▸ Work order: Go through the entries one line at a time, and gather every line that has the word "Scene".

(Source records)

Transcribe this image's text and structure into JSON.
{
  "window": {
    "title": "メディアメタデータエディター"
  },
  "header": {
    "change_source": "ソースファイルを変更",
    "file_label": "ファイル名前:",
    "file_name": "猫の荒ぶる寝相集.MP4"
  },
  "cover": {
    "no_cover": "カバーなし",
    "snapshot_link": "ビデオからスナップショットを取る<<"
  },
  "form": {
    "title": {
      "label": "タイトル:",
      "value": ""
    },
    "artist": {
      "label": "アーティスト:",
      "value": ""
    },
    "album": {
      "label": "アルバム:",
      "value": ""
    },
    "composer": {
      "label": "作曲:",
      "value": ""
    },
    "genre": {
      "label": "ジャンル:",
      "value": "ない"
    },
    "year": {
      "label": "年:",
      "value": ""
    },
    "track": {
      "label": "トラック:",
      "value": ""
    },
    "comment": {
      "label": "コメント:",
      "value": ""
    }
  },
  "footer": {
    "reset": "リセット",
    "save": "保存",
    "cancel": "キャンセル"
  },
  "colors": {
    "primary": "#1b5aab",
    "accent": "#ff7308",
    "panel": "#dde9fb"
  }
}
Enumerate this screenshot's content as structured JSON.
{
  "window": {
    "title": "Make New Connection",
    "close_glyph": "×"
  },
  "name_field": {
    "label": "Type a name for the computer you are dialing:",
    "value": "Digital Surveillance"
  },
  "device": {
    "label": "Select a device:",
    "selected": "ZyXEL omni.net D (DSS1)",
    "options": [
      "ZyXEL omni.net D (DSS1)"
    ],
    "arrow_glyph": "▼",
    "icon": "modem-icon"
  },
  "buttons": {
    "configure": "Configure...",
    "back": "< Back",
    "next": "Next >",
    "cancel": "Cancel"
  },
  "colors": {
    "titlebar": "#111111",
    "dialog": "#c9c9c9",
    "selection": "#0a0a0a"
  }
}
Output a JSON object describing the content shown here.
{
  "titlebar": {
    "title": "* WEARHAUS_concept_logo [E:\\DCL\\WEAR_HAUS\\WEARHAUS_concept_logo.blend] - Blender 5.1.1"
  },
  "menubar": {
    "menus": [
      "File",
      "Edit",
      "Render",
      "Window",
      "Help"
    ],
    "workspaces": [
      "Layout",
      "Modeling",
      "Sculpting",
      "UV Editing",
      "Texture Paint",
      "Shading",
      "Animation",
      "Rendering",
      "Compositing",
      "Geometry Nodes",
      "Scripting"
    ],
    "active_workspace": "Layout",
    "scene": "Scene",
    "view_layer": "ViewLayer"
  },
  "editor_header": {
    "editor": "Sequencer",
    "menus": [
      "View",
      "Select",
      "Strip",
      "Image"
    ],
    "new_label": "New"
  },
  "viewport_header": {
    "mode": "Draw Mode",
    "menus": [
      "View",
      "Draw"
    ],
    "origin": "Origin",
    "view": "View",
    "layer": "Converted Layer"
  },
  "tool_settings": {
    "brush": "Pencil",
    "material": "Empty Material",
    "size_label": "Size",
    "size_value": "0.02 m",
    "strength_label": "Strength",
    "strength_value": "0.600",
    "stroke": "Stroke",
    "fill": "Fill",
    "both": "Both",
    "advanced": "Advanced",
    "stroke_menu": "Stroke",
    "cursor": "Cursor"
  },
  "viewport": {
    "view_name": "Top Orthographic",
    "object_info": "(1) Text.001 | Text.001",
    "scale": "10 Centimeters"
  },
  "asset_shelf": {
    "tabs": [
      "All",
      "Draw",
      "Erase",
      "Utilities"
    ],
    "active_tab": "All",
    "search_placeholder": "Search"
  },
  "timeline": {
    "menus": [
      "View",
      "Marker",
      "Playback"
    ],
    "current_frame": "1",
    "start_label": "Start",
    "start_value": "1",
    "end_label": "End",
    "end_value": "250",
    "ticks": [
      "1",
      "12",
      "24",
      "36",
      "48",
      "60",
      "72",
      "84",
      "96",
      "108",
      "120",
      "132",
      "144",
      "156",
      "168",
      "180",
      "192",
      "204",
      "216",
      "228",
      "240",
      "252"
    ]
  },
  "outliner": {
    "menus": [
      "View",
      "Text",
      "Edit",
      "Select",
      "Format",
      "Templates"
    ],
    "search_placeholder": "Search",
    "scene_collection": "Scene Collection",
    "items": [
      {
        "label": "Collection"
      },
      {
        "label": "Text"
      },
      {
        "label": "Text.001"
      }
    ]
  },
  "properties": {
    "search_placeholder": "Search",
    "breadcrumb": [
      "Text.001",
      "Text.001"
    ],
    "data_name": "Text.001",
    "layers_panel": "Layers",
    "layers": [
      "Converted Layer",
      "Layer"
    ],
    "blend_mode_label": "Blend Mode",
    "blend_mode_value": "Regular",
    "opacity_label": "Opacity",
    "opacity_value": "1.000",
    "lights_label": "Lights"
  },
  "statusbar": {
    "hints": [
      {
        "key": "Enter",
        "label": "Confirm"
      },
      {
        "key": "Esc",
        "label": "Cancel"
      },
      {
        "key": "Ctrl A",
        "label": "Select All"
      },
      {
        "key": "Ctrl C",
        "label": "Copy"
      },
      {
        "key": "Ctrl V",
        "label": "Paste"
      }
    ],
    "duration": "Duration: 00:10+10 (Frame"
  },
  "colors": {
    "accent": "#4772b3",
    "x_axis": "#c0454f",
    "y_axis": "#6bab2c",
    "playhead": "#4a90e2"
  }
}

▸ Task output:
    "scene": "Scene",
    "scene_collection": "Scene Collection",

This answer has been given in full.